A learn fast mindset and the principles that underpin it can support anything — whether it’s a question, idea, product or an action.
So what is a learn fast mindset?
A learn fast mindset is where you share your progress, early, often and without fear of failure. It’s primarily a feedback mechanism so you can get answers to key questions like, what works, what doesn’t work, and more importantly, why?
You’ve probably heard the phrase or methodology behind fail fast. The methodology is right but the phrase places too much emphasis on failure, and doesn’t recognise the weight of negativity that comes with it. It doesn’t reflect how the terms ‘fail and failure’ can be crippling to your success, and should instead be replaced with terms like learn and learning.
A learn fast mindset is done in the knowledge that the thing you’re working on, is incomplete or imperfect. You are simply putting a stake in the sand knowing that it will need to be moved or improved .
A learn fast mindset means you can quickly iterate, and those iterations become embedded into a process that ensures your success.
But why is this important?
“Perfection is the enemy of progress”
If you haven’t already heard the phrase, make it a part of your everyday language. Far too often we are worried about how people will perceive our work, or that whatever we create doesn’t meet our standards — usually because we’re our own worst critic. This creates a situation where we analyze EVERYTHING. This in turn, can create paralysis, or, more correctly, paralysis by over analysis. You basically stop progressing because you’re trying to make it perfect. You commit a lot of time and energy to it and can become emotionally attached to it. But because you aren’t socialising or putting it forward you limit the opportunities for feedback and buy in, and more importantly, the opportunities for continuous improvement.
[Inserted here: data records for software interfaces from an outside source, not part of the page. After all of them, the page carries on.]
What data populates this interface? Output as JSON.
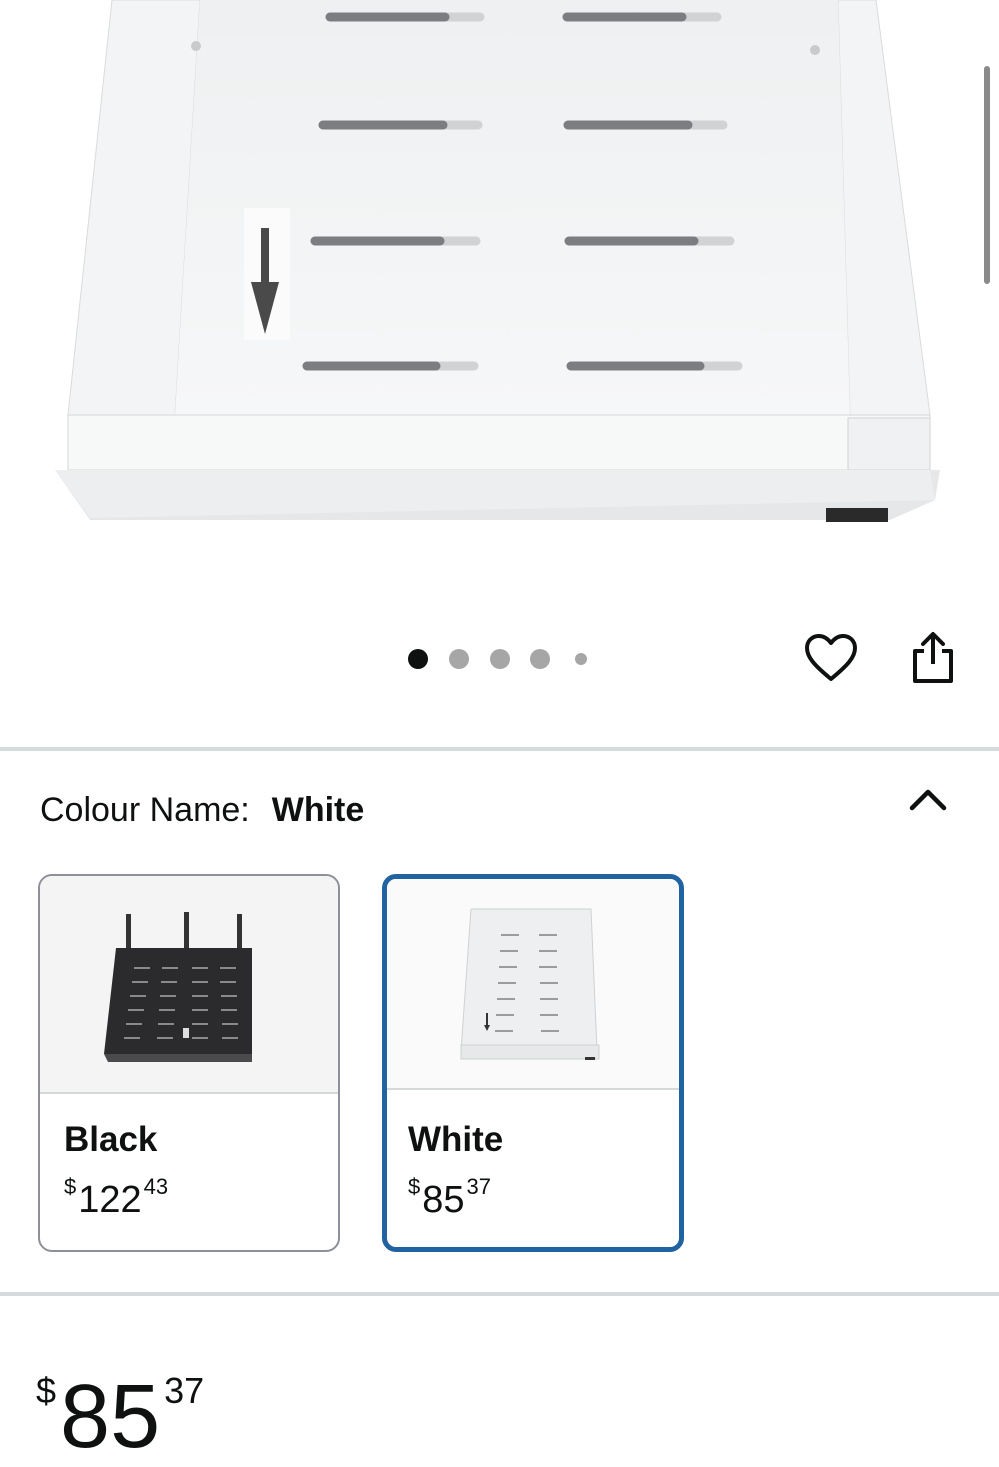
{
  "gallery": {
    "image_count": 5,
    "active_index": 0,
    "wishlist_icon": "heart-icon",
    "share_icon": "share-icon"
  },
  "variation": {
    "label": "Colour Name:",
    "selected_value": "White",
    "collapse_icon": "chevron-up-icon",
    "options": [
      {
        "name": "Black",
        "currency": "$",
        "whole": "122",
        "fraction": "43",
        "selected": false
      },
      {
        "name": "White",
        "currency": "$",
        "whole": "85",
        "fraction": "37",
        "selected": true
      }
    ]
  },
  "price": {
    "currency": "$",
    "whole": "85",
    "fraction": "37"
  },
  "colors": {
    "selected_border": "#2162a1",
    "divider": "#d5dbdb",
    "text": "#0f1111"
  }
}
This is not good process.
So what does learn fast actually look like and how do you do it?
If it’s a product, or tangible ‘thing’ you’re creating for someone else then you need to present it to them, or someone that represents their interests, at the earliest possible opportunity. You need to remember at that stage, it’s simply a draft, and the reason you’re doing it, is to get feedback as quickly as you can, so you dont waste valuable time and resources on something that won’t match the requirements.
A key principle of this mindset is that people around you know what you’re doing. You’ve already communicated your intentions — this progress you’re presenting is not the finished product. Far from it. You are presenting it, as is, to create opportunities to iterate, so the finished product is robust and brings people along in the development, or journey as it were.
So armed with this knowledge of what a learn fast mindset is, why it is important, and steps to actually doing it, I encourage you to give it a go. Remember, the principle and applications can apply to almost anything — if it’s an idea, test it with someone, if it’s a question, ask it out loud, even if it’s only to yourself, and if it’s a product, present it to your target audience and start learning.